"The Egyptian authorities must immediately end the judicial harassment against Rasha Azab, and instead focus on addressing the epidemic of widespread sexual violence in Egypt," he added.

"It is the state's responsibility to prevent and investigate sexual and gender-based violence, yet Egypt has repeatedly opted to instead punish those who speak out against it."

From December 2020 to November last year, Azab made multiple Twitter posts supporting Azazi's anonymous accusers.

In January, Azazi filed a complaint against Azab and Aida El-Kashef, another director, who supported the alleged victims on Facebook.

Azazi said the two women had "defamed" him. Within days of him lodging his complaint, Egyptian authorities chose to transfer the Azab case to court.

Amnesty found that "Egyptian authorities routinely fail to adequately prevent and investigate widespread violence against women and girls in Egypt".
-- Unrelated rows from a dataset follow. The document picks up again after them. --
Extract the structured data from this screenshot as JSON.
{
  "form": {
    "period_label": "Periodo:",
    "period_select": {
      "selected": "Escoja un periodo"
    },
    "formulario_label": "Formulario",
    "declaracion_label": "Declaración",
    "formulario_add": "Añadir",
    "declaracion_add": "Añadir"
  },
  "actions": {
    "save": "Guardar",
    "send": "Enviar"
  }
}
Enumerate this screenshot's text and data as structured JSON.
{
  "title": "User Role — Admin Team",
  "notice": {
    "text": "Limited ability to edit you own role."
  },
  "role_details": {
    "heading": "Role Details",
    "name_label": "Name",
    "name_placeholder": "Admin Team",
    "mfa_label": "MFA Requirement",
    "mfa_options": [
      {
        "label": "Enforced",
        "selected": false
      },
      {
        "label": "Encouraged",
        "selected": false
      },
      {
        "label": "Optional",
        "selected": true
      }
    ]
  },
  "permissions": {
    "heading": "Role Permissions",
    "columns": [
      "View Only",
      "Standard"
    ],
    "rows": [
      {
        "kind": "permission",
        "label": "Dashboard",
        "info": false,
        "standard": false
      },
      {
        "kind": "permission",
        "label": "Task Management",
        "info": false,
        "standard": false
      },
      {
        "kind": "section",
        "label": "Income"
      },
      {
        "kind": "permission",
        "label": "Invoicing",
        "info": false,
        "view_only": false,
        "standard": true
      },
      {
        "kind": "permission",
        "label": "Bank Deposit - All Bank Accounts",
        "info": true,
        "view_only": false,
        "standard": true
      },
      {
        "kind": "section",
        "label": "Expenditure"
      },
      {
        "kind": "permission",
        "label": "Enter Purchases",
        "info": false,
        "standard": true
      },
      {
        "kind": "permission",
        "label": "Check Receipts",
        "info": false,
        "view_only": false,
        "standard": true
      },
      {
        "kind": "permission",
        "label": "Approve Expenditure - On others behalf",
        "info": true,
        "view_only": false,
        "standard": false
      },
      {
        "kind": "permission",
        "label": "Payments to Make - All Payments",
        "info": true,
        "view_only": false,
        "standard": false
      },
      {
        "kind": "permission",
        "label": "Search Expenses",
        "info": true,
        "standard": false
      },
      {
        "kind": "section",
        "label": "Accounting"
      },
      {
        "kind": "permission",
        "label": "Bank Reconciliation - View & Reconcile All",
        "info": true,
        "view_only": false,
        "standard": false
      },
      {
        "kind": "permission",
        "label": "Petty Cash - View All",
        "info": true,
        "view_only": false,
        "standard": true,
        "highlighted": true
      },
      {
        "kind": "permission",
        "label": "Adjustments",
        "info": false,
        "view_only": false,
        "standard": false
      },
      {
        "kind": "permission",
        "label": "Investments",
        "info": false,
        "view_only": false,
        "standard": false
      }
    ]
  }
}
The organisation said that "authorities have threatened, arbitrarily detained, and prosecuted survivors, witnesses and activists who report or campaign against sexual violence".